    Datasets.We have running tens of thousands of web services in our microservice platforms as shown in Figure 1, 90% applications are deployed in a cluster of less than 100 containers. So we select 4 types of representative applications with different cluster sizes, from small, medium, big, to super as shown in Table 1. We identify SWLT, and manually verify the problematic containers and root- cause metrics. We record 13 types of metrics for each container,

    Table 1: Datasets from real-production web services.

    DataSet Small Medium Big Super

    Problematic Containers (#) 2 2 7 13 Total Containers (#) 15 55 99 260 Root-cause Metrics (#) 2 3 12 17 Total Metrics (#) 13*15 13*55 13*99 13*260 Alarm Windows (minutes) 15 30 10 5
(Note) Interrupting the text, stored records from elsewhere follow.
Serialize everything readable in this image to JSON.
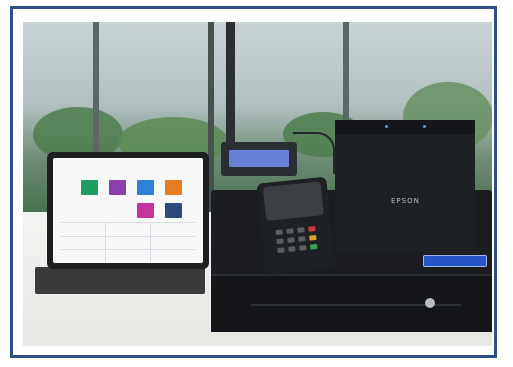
{
  "printer": {
    "brand": "EPSON"
  },
  "tablet": {
    "app_title": "",
    "tiles": [
      {
        "icon": "tile-green",
        "color": "#1e9e63"
      },
      {
        "icon": "tile-purple",
        "color": "#8a3fb0"
      },
      {
        "icon": "tile-blue",
        "color": "#2b82d8"
      },
      {
        "icon": "tile-orange",
        "color": "#e57c20"
      },
      {
        "icon": "tile-magenta",
        "color": "#c2369a"
      },
      {
        "icon": "tile-navy",
        "color": "#2e4a7a"
      }
    ]
  },
  "colors": {
    "frame": "#2f4f86",
    "display": "#6a7fd6",
    "drawer_label": "#2457c5"
  }
}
    such as CPU utilization, memory usage, Disk I/O utilization etc., all the metrics are observed with 1-minute resolution.

    Observations. Figure 2 shows the 99th percentile response time (called TP99, which are calculated during 1 minute. Here, we use TP99 as an example of tail latency) and its variability of each con- tainer for the four application datasets.

    From Figure 2a, we can see only a very small number of containers are problematic when SWLT occurs. For application Small, Medium, Big, there is only 1 container with problems most of the time. Ap- plication Super can have up to 5 problematic containers, which can have the problem at the same time. For all cases, the number of problematic containers is very small compared to the total number of containers. Figure 2a also shows that the small-window tail la- tency of each container changes very sharply. For example, the tail latency increases from several milliseconds to approximately 2.5 seconds during the 25-minute monitoring period at the time of 18 for application Small.

    To analyze the variability of TP99 for each container, We calcu- late the coefficient of variation (COV) [45] for each container in the container clusters for the four applications. COV is the ratio of the standard deviation and the mean of the dataset, if COV > 1, it means high-variance distribution, otherwise, it’s low-variance. In Figure 2b, y-axis is COV for each container. We can see the small- window tail latency for all the applications is highly variant. For application Super, there are 24 high-variance containers, Big is 12, Medium is 18, Small is 7.

    Due to heavy-tail and high-variance charact